Diamonds and other gemstones are weighed in metric carats: one carat is equal to 0.2 grams, about the same weight as a paperclip. (Don't confuse carat with karat, as in "18K gold," which refers to gold purity.)

Just as a dollar is divided into 100 pennies, a carat is divided into 100 points. For example, a 50-point diamond weighs 0.50 carats. But two diamonds of equal weight can have very different values depending on the other members of the Four C's: clarity, color and cut. The majority of diamonds used in fine jewelry weigh one carat or less.

Because even a fraction of a carat can make a considerable difference in cost, precision is crucial. In the diamond industry, weight is often measured to the hundred thousandths of a carat, and rounded to a hundredth of a carat. Diamond weights greater than one carat are expressed in carats and decimals. (For instance, a 1.08 ct. stone would be described as "one point oh eight carats," or "one oh eight.")

The Four C’s

Refers to how the proportions and finish of a diamond affect its overall appearance and quality. Cut is graded on a scale from Excellent to Poor and incorporates the diamonds brightness, fire, scintillation, weight ratio, durability, polish, and symmetry.

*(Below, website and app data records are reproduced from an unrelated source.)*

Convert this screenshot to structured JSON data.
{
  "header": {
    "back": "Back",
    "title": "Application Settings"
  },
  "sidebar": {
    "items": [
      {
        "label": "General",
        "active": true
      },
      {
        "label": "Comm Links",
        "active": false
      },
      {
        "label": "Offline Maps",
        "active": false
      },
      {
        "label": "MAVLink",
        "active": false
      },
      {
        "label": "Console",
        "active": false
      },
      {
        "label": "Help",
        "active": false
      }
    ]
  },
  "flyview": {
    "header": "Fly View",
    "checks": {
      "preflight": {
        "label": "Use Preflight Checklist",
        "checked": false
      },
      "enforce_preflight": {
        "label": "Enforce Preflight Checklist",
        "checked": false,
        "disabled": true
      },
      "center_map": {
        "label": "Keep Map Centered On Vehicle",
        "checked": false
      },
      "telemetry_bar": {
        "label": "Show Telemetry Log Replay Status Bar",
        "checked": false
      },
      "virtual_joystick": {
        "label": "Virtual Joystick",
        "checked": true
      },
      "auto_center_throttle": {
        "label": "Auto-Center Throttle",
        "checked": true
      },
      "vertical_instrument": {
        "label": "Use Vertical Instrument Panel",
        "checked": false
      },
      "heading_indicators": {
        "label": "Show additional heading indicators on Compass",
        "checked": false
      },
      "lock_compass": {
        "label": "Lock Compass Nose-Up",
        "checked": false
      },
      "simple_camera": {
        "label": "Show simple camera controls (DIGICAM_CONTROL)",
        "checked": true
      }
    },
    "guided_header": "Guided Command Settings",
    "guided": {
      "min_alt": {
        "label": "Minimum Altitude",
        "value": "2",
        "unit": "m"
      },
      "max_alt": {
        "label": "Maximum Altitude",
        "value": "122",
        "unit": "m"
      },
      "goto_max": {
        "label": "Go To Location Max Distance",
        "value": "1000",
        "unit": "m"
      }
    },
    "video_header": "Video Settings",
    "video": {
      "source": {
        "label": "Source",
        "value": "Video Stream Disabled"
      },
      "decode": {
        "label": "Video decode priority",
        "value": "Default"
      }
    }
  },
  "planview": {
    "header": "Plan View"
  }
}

A diamond is graded to determine its relative absence of color, based on the color scale which ranges from D(colorless) to Z (light yellow or brown). 


Carat Weight

The standard unit of weight for diamonds and other gemstones, carat weight is measured with highly precise electronic scale, rounded to the nearest hundredth of a carat.


A diamond is assigned a clarity grade based on the number and placement of internal features (inclusions) and surface characteristics (blemishes) that are visible under 10x magnification. Clarity scale contains eleven clarity grades ranging from flawless to I.



Ring Sizing at Home

One thing you always need to purchase a ring is to know your size. Inside a jewelry store they have large rings with different size rings on it to quickly measure your ring size for you. But for those of you at home here is a way for you to get your size at home.

First you need materials. All you need is a strip of paper or a string, a marker, and a ruler.

Step 1: Wrap the string or paper around your finger and mark it.

Step 2: Lay the paper or string on the ruler and measure to the mark.

Step 3: Compare the length of the paper or string to the chart below to find your size.